BEGIN RECORDS SHOWN

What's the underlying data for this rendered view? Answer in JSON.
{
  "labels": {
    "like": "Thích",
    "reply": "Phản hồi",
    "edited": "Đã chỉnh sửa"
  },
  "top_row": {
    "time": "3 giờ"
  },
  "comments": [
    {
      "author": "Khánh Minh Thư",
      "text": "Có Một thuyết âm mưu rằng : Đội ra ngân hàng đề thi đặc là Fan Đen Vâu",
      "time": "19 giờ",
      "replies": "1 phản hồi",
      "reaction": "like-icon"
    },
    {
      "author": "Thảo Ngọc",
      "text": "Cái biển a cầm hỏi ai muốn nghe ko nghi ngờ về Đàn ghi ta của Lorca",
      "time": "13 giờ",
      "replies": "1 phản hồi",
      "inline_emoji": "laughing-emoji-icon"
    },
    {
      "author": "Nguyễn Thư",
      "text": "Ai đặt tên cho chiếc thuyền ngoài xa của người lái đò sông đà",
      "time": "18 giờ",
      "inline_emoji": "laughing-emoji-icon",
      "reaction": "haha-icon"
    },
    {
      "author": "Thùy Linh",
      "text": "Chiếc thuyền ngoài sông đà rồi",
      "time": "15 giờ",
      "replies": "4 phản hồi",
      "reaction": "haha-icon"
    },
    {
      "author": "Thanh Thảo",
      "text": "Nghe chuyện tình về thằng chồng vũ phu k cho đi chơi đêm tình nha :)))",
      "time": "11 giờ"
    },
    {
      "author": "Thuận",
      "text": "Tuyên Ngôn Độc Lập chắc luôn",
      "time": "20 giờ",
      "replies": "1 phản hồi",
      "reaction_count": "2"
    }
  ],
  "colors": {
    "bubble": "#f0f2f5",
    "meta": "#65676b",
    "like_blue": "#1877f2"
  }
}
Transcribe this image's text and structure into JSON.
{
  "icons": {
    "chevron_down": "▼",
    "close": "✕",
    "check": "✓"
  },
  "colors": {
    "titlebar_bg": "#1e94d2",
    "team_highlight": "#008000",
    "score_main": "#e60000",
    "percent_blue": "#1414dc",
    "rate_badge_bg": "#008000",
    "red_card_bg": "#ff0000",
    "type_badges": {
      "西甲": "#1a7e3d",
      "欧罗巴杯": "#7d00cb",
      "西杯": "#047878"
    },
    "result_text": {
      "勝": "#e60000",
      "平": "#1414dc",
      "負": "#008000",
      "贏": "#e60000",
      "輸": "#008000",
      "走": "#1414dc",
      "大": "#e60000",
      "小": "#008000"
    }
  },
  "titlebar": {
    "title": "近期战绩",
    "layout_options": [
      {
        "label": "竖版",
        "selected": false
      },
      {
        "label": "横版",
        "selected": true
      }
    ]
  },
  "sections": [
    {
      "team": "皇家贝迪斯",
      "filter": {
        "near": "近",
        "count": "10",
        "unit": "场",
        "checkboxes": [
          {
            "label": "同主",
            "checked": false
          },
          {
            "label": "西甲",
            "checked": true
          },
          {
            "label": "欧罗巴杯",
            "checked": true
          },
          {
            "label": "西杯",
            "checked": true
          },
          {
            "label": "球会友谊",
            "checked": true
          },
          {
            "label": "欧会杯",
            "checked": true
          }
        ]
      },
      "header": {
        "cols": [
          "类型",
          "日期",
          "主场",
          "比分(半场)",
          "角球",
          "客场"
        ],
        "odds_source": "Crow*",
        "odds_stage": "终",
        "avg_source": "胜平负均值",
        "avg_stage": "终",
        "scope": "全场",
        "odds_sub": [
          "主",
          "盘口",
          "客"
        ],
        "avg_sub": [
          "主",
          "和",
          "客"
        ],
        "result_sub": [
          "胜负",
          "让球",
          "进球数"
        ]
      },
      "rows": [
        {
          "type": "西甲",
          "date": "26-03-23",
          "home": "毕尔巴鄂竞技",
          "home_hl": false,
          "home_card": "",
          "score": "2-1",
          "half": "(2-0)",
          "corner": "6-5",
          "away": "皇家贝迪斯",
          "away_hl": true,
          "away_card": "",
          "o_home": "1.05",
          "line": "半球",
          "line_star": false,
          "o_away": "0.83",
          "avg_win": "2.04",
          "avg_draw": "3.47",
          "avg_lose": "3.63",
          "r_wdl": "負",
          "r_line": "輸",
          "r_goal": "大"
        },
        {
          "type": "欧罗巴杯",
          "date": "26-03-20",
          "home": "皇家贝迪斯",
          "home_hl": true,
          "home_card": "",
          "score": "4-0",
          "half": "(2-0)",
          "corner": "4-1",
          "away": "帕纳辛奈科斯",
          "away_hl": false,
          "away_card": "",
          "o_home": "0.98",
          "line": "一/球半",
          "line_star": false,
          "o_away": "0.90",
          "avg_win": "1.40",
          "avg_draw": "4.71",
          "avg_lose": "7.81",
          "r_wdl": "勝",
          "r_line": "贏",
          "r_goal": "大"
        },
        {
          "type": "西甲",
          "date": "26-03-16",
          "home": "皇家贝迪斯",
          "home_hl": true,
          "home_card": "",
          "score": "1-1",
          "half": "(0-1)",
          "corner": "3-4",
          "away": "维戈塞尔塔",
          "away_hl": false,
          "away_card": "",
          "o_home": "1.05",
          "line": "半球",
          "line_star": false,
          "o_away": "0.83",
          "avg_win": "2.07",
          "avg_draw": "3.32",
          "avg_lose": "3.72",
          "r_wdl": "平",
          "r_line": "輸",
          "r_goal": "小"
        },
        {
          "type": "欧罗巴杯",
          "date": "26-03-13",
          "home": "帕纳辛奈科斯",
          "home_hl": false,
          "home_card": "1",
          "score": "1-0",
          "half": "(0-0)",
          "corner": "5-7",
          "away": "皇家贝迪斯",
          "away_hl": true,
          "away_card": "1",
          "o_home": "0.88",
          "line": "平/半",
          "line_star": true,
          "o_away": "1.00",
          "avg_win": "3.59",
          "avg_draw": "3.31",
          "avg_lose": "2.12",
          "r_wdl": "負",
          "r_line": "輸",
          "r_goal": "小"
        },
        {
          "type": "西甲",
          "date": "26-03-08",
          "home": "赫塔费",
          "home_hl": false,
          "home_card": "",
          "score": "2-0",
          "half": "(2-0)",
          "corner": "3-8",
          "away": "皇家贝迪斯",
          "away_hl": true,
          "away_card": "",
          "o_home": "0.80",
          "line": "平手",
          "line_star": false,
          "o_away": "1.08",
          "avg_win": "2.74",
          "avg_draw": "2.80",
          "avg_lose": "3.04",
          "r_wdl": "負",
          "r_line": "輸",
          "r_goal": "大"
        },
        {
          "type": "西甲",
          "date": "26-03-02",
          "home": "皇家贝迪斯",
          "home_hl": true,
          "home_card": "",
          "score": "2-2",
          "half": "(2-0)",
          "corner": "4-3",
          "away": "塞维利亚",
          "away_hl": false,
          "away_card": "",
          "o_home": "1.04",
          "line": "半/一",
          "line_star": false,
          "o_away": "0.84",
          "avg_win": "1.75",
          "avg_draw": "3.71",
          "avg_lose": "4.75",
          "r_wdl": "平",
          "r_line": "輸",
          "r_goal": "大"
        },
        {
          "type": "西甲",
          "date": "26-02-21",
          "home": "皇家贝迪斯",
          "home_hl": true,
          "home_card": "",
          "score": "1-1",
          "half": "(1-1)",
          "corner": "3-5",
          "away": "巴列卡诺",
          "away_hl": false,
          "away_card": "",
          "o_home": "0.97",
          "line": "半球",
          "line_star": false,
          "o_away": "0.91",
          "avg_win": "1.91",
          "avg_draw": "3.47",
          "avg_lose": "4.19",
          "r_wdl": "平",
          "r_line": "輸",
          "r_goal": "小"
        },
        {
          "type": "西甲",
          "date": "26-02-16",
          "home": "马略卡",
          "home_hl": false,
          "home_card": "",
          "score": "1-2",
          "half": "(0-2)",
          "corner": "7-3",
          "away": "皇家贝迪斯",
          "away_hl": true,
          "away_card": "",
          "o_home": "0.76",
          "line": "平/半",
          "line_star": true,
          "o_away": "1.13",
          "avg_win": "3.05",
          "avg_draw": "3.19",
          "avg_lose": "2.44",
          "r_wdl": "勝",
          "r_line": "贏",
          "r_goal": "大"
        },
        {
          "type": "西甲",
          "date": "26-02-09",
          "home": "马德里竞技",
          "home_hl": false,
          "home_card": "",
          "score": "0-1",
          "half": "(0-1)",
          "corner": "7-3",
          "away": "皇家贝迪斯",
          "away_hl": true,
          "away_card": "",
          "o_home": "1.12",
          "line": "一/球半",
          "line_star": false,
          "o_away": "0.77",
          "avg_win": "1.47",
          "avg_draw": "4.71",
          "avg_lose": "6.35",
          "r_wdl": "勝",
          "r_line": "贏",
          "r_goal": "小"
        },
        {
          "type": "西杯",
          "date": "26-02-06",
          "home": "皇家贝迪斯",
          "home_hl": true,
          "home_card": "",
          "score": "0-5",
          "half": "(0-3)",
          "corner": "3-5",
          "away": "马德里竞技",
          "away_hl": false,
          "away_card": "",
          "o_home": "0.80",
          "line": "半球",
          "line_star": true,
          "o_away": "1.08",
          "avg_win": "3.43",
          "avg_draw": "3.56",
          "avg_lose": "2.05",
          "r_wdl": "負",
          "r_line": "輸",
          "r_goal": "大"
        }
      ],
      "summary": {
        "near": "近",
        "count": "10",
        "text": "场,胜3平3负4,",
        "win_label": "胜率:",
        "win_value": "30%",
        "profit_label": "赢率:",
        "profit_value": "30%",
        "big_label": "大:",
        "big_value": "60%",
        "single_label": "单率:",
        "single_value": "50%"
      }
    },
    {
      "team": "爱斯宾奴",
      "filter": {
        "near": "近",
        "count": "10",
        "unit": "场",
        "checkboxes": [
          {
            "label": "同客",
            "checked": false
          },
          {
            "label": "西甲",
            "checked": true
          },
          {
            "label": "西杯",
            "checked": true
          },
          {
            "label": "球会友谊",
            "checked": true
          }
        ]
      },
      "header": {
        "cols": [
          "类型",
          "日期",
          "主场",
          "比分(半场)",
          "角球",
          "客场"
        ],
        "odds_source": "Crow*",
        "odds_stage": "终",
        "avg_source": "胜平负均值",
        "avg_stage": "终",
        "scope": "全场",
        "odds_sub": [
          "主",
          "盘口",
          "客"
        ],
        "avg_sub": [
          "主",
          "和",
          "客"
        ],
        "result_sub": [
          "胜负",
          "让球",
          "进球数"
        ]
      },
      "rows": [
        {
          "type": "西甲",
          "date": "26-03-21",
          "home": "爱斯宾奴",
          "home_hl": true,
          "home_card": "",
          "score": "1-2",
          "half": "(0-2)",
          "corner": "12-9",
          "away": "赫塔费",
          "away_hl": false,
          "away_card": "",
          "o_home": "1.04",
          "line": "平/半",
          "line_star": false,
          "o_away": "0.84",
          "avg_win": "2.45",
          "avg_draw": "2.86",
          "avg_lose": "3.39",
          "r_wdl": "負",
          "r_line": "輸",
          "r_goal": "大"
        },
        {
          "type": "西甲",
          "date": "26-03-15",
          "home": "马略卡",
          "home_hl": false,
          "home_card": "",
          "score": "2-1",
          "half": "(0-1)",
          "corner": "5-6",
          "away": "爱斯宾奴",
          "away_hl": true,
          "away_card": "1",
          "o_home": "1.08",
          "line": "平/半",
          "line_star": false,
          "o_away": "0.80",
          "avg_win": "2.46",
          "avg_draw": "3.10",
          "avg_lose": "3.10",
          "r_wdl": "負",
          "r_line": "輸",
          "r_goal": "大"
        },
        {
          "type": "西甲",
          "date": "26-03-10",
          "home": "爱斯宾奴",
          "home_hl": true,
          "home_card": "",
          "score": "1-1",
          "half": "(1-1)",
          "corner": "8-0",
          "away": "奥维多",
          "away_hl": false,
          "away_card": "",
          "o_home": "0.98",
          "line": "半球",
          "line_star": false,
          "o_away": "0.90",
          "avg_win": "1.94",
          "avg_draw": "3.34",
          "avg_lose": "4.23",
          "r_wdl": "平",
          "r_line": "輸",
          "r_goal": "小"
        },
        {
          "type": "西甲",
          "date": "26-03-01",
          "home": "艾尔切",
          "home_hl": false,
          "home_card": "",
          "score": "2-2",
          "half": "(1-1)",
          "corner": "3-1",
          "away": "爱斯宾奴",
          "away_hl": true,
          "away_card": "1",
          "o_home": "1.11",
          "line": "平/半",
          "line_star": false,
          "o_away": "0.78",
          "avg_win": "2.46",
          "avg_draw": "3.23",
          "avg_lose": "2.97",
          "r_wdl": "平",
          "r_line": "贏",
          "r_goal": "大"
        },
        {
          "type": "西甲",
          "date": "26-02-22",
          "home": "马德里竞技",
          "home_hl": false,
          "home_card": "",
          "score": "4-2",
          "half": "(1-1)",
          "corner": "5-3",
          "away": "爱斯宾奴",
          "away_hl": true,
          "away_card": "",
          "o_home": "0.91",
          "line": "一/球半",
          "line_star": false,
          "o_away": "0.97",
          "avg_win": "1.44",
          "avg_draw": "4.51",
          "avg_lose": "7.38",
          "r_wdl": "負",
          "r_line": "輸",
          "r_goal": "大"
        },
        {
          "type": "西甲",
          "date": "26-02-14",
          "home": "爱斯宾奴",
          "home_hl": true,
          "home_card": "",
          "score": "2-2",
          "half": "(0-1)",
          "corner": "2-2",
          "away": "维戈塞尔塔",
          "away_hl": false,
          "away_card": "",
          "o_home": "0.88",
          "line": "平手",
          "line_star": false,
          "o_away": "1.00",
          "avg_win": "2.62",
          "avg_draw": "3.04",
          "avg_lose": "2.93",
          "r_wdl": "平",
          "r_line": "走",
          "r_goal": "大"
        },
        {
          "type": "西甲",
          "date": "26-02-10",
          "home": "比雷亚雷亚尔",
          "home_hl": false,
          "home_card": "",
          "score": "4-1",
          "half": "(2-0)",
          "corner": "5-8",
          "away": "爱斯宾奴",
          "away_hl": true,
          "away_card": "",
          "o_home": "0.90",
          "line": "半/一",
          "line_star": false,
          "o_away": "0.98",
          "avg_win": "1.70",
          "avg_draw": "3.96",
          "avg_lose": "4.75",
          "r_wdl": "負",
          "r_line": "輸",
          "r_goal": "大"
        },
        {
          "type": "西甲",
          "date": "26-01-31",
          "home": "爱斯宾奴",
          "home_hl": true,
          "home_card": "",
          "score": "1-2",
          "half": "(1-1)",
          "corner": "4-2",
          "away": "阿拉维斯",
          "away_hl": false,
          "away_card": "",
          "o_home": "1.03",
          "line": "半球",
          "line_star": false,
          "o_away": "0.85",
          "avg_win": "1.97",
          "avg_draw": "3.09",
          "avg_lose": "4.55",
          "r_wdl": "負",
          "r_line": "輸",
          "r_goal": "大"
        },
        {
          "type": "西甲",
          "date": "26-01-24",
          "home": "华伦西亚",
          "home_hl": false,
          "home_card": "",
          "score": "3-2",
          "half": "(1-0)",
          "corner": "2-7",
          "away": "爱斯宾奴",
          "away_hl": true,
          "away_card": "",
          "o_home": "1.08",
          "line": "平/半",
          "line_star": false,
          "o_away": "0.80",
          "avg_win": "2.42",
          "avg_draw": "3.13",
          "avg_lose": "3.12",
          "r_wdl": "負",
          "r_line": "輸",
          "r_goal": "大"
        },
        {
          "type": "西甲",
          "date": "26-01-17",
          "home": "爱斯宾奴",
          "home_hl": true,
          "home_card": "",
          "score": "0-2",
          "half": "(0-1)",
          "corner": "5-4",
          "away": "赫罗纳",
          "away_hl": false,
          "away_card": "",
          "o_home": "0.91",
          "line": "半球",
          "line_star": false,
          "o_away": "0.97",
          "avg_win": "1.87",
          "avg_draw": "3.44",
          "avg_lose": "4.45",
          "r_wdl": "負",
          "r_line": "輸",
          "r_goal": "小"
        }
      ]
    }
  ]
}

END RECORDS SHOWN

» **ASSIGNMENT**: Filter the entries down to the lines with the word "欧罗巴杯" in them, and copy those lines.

» **YOUR SOLUTION**:
      "欧罗巴杯": "#7d00cb",
            "label": "欧罗巴杯",
          "type": "欧罗巴杯",
          "type": "欧罗巴杯",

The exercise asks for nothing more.